Experts say that completing relevant transitions by the end of 2017 is vital, as MACRA’s provisions are set to accelerate in 2018. However, 80 percent of healthcare providers say they don’t yet have a strategy to complete the MACRA transition. Worse, 91 percent of practices that haven’t begun a technology change say they don’t think they’ll be able to find qualified IT staff to run the systems even once they’re installed.
Still, 22 percent of surveyed physicians are confident they’ll meet the standards under a delayed program implementation.
6. Independent Physicians Prepare to Sell
Anxieties about MACRA implementation are highest among independent physician practices, with more than 75 percent of those providers saying they’re strongly considering selling the practice and becoming employees of a larger organization in a bid to avoid the administrative costs of transitioning. Nearly 70 percent of those providers say they view the MACRA transition as a direct threat to the survival of their independent practice.
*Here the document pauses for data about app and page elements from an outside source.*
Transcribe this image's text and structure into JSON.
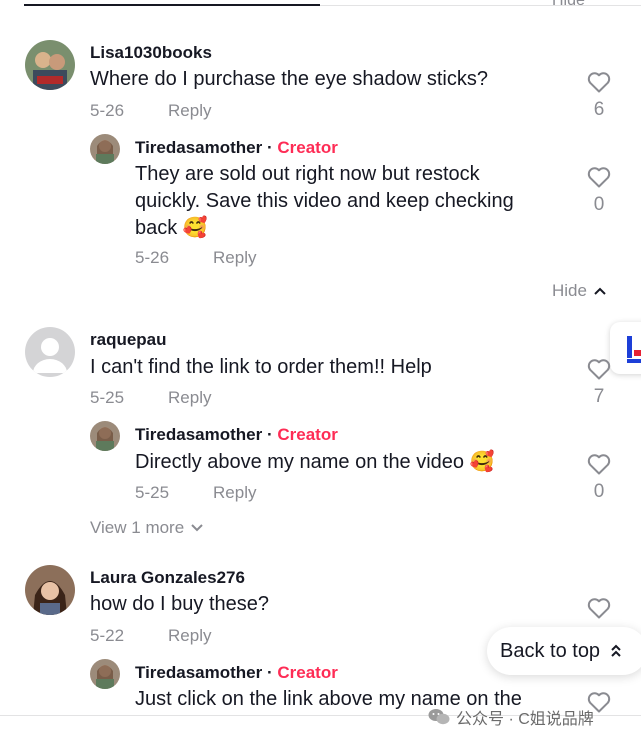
{
  "top": {
    "hide_label": "Hide"
  },
  "comments": [
    {
      "username": "Lisa1030books",
      "text": "Where do I purchase the eye shadow sticks?",
      "date": "5-26",
      "reply_label": "Reply",
      "likes": "6",
      "replies": [
        {
          "username": "Tiredasamother",
          "separator": "·",
          "badge": "Creator",
          "text": "They are sold out right now but restock quickly. Save this video and keep checking back 🥰",
          "date": "5-26",
          "reply_label": "Reply",
          "likes": "0"
        }
      ],
      "hide_label": "Hide"
    },
    {
      "username": "raquepau",
      "text": "I can't find the link to order them!! Help",
      "date": "5-25",
      "reply_label": "Reply",
      "likes": "7",
      "replies": [
        {
          "username": "Tiredasamother",
          "separator": "·",
          "badge": "Creator",
          "text": "Directly above my name on the video 🥰",
          "date": "5-25",
          "reply_label": "Reply",
          "likes": "0"
        }
      ],
      "view_more_label": "View 1 more"
    },
    {
      "username": "Laura Gonzales276",
      "text": "how do I buy these?",
      "date": "5-22",
      "reply_label": "Reply",
      "replies": [
        {
          "username": "Tiredasamother",
          "separator": "·",
          "badge": "Creator",
          "text": "Just click on the link above my name on the"
        }
      ]
    }
  ],
  "back_to_top": {
    "label": "Back to top"
  },
  "watermark": {
    "text": "公众号 · C姐说品牌"
  },
  "colors": {
    "creator": "#fe2c55",
    "muted": "#8a8b91",
    "text": "#161823"
  }
}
The outlook for physicians already affiliated with a hospital or larger organization is much more optimistic, and 77 percent of those respondents say they primarily view MACRA and MIPS as an opportunity to increase revenue activity and improve the course of patient care.
7. Hospital Practices Lean on Incentives
MIPS standards, beginning in 2019, will lead to drastic funds redistribution from under-performing providers to those meeting the requirements, with nearly $200 million at stake in the first year alone.
As a result, physicians aligned with hospital organizations plan to rely heavily on incentives to ensure the transition is complete in time, with 64 percent of hospital-linked providers expecting some form of incentive activity. Nearly 90 percent of those hospitals say they have plans to include performance activity and ratings in the criteria they’ll use to determine compensation for individual physicians.
8. Public Performance Reporting Flies Under the Radar
The Centers for Medicare and Medicaid Services (CMS) plan to publish provider performance data on their publicly accessible Physician Compare website, but 54 percent of all survey respondents said they hadn’t known this fact beforehand. Such data will also be made available to private providers of review and comparative websites, including Yelp, Angie’s List, and Google.
Nearly 95 percent of respondents were unsure how to predict what their 2017 MIPS scoring might be, and only 22 percent said they were aware that providers have the opportunity to choose metrics for public reporting that they feel best represent the strengths of their practices.
9. Small and Rural Providers Push for ACO Inclusion
To meet the infrastructure requirements that impact MIPS scoring, 67 percent of small practices say they plan to join an Accountable Care Organization (ACO), allowing them to shift the calculation of resource utilization metrics in their favor. An additional 82 percent of rural providers also plan to join an ACO to mitigate cost structure penalties.
10. Providers Assess Public Visibility
Consumer respondents consistently indicate that they are highly aware that reviews and ratings for physicians and hospitals are easily accessible online, and 12 percent of healthcare patients say they’ve visited such a site within the last year.
As a result, 52 percent of the largest providers and organizations say they’re already planning how to include administrative reporting costs in tandem with quality metrics for their clinicians.
A Gap in Expectations
While respondents from large organizations adopted a mostly optimistic outlook, Black Book’s survey revealed that smaller providers are much less sure about their place in MACRA’s landscape. Whether lacking resources or personnel, it’s clear that individual physicians and small practices will require a hard push and significant support to meet the looming deadlines.
To discuss the financial health of your medical practice, or to request more information regarding MACRA, contact Goldin Peiser & Peiser.